▶ _Work to be completed_
Whenever a line in the material below includes "items", copy that line.

▶ _Records supplied_
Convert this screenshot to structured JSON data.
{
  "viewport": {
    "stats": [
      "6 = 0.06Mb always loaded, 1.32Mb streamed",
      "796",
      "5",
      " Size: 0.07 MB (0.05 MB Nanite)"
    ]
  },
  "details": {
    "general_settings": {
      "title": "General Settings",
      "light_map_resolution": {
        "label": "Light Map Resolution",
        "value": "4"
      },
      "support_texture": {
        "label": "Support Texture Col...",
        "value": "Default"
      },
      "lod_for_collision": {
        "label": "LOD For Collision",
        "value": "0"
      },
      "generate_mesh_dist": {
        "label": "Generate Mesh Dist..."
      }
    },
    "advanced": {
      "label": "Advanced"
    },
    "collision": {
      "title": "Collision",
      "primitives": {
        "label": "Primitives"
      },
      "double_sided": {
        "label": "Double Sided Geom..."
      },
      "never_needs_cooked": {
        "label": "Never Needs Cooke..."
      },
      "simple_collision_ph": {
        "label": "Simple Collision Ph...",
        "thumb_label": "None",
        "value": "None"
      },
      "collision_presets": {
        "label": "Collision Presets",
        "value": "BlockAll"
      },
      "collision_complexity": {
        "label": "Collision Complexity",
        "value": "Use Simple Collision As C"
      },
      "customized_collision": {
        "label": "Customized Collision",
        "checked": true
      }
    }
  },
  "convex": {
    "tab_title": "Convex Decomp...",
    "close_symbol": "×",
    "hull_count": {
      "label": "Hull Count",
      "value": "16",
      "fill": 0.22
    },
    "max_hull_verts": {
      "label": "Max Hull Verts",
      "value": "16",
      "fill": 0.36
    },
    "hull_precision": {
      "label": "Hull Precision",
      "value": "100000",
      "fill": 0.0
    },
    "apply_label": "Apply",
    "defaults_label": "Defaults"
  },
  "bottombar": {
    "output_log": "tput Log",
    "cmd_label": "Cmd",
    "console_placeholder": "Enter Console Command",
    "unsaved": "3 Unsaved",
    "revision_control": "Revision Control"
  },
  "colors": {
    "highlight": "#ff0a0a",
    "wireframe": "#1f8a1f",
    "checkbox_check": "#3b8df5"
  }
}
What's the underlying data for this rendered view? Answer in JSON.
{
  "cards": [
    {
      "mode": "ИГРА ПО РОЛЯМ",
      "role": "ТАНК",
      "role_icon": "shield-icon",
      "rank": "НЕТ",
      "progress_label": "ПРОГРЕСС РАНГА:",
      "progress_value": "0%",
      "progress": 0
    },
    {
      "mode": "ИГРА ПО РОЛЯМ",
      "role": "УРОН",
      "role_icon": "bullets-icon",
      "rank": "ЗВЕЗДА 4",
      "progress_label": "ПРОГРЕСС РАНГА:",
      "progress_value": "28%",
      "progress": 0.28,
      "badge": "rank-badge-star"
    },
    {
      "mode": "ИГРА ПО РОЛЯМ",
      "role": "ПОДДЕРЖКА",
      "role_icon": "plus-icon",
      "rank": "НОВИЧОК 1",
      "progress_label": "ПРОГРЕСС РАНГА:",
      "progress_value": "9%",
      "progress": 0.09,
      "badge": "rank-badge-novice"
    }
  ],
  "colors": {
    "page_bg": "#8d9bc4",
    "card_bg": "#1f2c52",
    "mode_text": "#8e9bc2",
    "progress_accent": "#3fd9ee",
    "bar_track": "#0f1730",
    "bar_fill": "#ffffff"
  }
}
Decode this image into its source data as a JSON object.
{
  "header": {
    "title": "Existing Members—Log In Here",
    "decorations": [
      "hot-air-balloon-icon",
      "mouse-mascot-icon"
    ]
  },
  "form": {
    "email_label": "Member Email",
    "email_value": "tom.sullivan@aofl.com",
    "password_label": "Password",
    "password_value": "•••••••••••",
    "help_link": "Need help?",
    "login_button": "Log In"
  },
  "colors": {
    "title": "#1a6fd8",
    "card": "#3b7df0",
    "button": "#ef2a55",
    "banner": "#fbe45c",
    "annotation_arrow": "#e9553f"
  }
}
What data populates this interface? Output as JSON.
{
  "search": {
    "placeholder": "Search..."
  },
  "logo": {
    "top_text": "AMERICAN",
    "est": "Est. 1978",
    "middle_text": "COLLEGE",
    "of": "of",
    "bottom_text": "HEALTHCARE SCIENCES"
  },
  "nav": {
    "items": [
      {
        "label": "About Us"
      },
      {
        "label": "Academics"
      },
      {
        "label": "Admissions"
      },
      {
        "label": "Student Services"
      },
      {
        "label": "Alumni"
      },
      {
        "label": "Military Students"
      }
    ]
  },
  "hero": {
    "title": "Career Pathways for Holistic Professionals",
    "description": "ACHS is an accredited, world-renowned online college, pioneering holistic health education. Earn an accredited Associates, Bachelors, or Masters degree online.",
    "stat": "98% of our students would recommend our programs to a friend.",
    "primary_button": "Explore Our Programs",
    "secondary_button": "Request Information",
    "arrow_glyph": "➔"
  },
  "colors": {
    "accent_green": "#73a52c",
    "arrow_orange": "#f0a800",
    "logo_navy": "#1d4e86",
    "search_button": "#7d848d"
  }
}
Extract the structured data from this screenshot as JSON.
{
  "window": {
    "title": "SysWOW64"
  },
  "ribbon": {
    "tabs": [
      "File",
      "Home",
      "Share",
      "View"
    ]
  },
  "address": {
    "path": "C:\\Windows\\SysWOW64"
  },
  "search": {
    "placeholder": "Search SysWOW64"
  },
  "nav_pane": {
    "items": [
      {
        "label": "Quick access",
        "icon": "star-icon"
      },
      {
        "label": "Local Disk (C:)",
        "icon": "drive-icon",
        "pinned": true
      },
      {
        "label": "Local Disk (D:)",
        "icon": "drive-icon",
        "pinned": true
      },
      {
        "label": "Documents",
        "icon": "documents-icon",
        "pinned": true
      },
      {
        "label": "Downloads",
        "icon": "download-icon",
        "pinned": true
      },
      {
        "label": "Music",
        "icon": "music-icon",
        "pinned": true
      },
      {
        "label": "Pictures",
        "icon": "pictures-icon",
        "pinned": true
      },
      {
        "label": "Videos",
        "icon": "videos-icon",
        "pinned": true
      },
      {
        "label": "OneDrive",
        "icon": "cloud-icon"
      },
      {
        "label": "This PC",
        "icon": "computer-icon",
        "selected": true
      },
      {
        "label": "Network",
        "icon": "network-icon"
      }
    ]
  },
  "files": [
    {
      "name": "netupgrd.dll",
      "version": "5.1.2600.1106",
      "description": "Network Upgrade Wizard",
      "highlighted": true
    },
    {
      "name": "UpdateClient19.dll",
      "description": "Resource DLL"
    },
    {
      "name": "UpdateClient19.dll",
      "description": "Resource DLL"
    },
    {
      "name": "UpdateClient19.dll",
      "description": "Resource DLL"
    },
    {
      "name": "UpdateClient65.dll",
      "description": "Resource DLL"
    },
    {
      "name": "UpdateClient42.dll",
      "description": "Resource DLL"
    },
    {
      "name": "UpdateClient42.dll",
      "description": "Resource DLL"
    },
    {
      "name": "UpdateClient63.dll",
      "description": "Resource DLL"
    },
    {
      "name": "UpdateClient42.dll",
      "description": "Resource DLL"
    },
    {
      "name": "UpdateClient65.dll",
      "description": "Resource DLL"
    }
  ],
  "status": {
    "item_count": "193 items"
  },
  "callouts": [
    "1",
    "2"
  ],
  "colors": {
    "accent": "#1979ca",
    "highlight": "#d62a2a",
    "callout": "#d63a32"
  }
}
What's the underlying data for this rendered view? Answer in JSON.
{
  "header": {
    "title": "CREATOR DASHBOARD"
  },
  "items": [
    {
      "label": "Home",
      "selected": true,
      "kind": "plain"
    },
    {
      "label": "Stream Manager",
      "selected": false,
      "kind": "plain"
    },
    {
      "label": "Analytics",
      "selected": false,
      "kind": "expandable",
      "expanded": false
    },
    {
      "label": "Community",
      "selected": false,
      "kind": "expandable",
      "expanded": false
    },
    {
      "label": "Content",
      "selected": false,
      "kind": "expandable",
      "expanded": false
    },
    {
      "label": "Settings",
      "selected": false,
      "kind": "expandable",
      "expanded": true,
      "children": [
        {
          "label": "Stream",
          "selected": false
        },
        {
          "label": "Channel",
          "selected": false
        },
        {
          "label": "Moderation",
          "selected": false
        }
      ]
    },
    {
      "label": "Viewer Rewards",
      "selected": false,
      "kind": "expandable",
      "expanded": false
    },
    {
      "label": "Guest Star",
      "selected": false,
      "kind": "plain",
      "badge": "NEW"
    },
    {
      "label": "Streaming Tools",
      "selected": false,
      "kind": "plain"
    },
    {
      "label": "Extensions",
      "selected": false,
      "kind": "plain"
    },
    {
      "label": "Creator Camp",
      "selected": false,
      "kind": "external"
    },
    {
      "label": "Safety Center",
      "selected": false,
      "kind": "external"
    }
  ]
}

▶ _Your solution_
    "items": [
    "items": [
    "item_count": "193 items"
  "items": [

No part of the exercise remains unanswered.